Twenty-three years ago last week, citizens stood atop the Berlin Wall and began tearing it down — erasing one of the most pronounced scars of the Cold War. Yet, decades later, the United States is still coping with one of its biggest Cold War legacies — a bloated nuclear arsenal.
In a time when tough budget choices need to be made to avoid the looming fiscal cliff, there is a major question before Congress — will America spend $640 billion on nuclear weapons and related programs or reshape our military budget to match 21st-century realities? Two decades after the wall fell, it’s a question that demands immediate attention.

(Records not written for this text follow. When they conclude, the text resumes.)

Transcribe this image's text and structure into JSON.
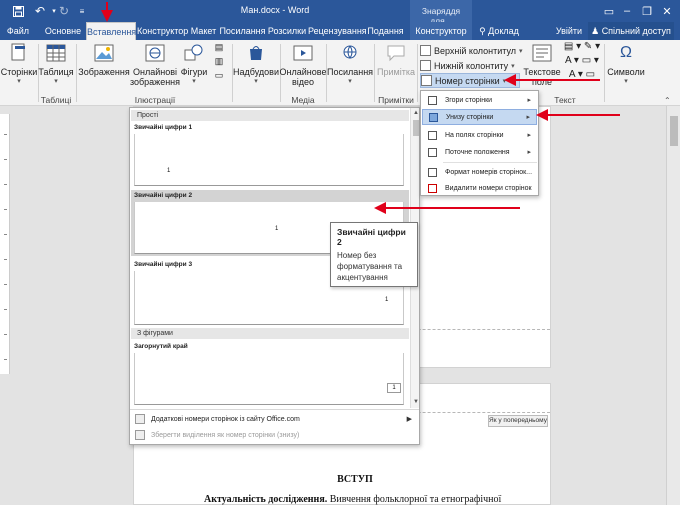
{
  "titlebar": {
    "doc_title": "Ман.docx - Word",
    "tools_label": "Знаряддя для...",
    "save_icon": "save-icon",
    "undo_icon": "undo-icon",
    "redo_icon": "redo-icon"
  },
  "tabs": {
    "file": "Файл",
    "home": "Основне",
    "insert": "Вставлення",
    "design": "Конструктор",
    "layout": "Макет",
    "references": "Посилання",
    "mailings": "Розсилки",
    "review": "Рецензування",
    "view": "Подання",
    "hf_design": "Конструктор",
    "tell_me": "Доклад",
    "signin": "Увійти",
    "share": "Спільний доступ"
  },
  "ribbon": {
    "pages": "Сторінки",
    "table": "Таблиця",
    "pictures": "Зображення",
    "online_pictures_1": "Онлайнові",
    "online_pictures_2": "зображення",
    "shapes": "Фігури",
    "addins": "Надбудови",
    "online_video_1": "Онлайнове",
    "online_video_2": "відео",
    "links": "Посилання",
    "comment": "Примітка",
    "header": "Верхній колонтитул",
    "footer": "Нижній колонтиту",
    "page_number": "Номер сторінки",
    "textbox_1": "Текстове",
    "textbox_2": "поле",
    "symbols": "Символи",
    "group_tables": "Таблиці",
    "group_illustrations": "Ілюстрації",
    "group_media": "Медіа",
    "group_comments": "Примітки",
    "group_text": "Текст"
  },
  "gallery": {
    "section_simple": "Прості",
    "items": [
      {
        "title": "Звичайні цифри 1",
        "num": "1"
      },
      {
        "title": "Звичайні цифри 2",
        "num": "1"
      },
      {
        "title": "Звичайні цифри 3",
        "num": "1"
      }
    ],
    "section_shapes": "З фігурами",
    "item_folded": {
      "title": "Загорнутий край",
      "num": "1"
    },
    "more_numbers": "Додаткові номери сторінок із сайту Office.com",
    "save_selection": "Зберегти виділення як номер сторінки (знизу)"
  },
  "page_number_menu": {
    "top": "Згори сторінки",
    "bottom": "Унизу сторінки",
    "margins": "На полях сторінки",
    "current": "Поточне положення",
    "format": "Формат номерів сторінок...",
    "remove": "Видалити номери сторінок"
  },
  "tooltip": {
    "title": "Звичайні цифри 2",
    "description": "Номер без форматування та акцентування"
  },
  "document": {
    "same_as_previous": "Як у попередньому",
    "heading": "ВСТУП",
    "para_bold": "Актуальність дослідження.",
    "para_rest": " Вивчення фольклорної та етнографічної"
  },
  "colors": {
    "word_blue": "#2b579a",
    "annotation_red": "#e0001a"
  }
}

A lot has changed since 1989. Europe is now whole, and the Soviet Union is no more. Nuclear terrorism, not mutual annihilation, has become the United States’ primary concern. Where Washington once worried about nuclear launch orders from Moscow, today Apple is more worried about iPad launch orders in Moscow.
Yet the United States still maintains a Cold War nuclear posture with thousands of nuclear weapons in its stockpile.
As former STRATCOM Chief Gen. James Cartwright recently testified that “the current U.S. nuclear force remains sized and organized operationally for fighting the ‘last war’ — the Cold War — even though threats from that era posed by the Soviet Union and China have greatly diminished or disappeared.” Cartwright noted, “Ample latitude exists for further nuclear cuts.”
Cartwright is one among many defense experts who agree that the United States would be better off strategically with fewer nuclear weapons.
The nuclear arsenal is also extremely expensive.
The United States is on track to spend about $640 billion on nuclear weapons and related programs over the next 10 years.
A huge portion of those funds are slated for replacing nearly every part of the arsenal, which would entrench a Cold War nuclear strategy well into the end of this century.
Included in the overhaul are funds for a $10.4 billion nuclear bomb program that would allow U.S. tactical nuclear weapons to remain in Europe. When the Soviet Union dissolved, President George Bush quickly pulled such weapons out of Europe by the thousands. After 20 years without an adversary to deter, the few remaining weapons are costing billions to keep.
More funds are slated for a $55 billion program to buy a new bomber, a series of programs to keep ICBMs (still directed at Russia) in service for decades, and several multibillion-dollar projects to increase the capacity of the nuclear weapons production complex. All of this is planned even as the size of the arsenal is decreasing.
These programs have diminishing relevancy for U.S. national security, but they are increasingly siphoning funds from other more pressing priorities. Remarking on the size of America’s nuclear arsenal, former Secretary of State Colin L. Powell said, “We have every incentive to reduce their number. These are expensive. They take away from soldier pay.” He added, “They take away from lots of things. There is no incentive to keep more than you believe you need for the security of the nation.”
The threats America faces today are a lot different than those of the 1980s. It’s time our outdated nuclear policies changed too.
Terri Henderson, 6, center, whose mother is El Salvador, attends a rally with members of Congress at Union Station's Columbus Circle to announce the Restore Opportunity, Strengthen, and Improve the Economy (ROSIE) Act on July 29, 2014. The legislation provides incentives for government contractors to pay a living wage and other benefits that would help low-income workers.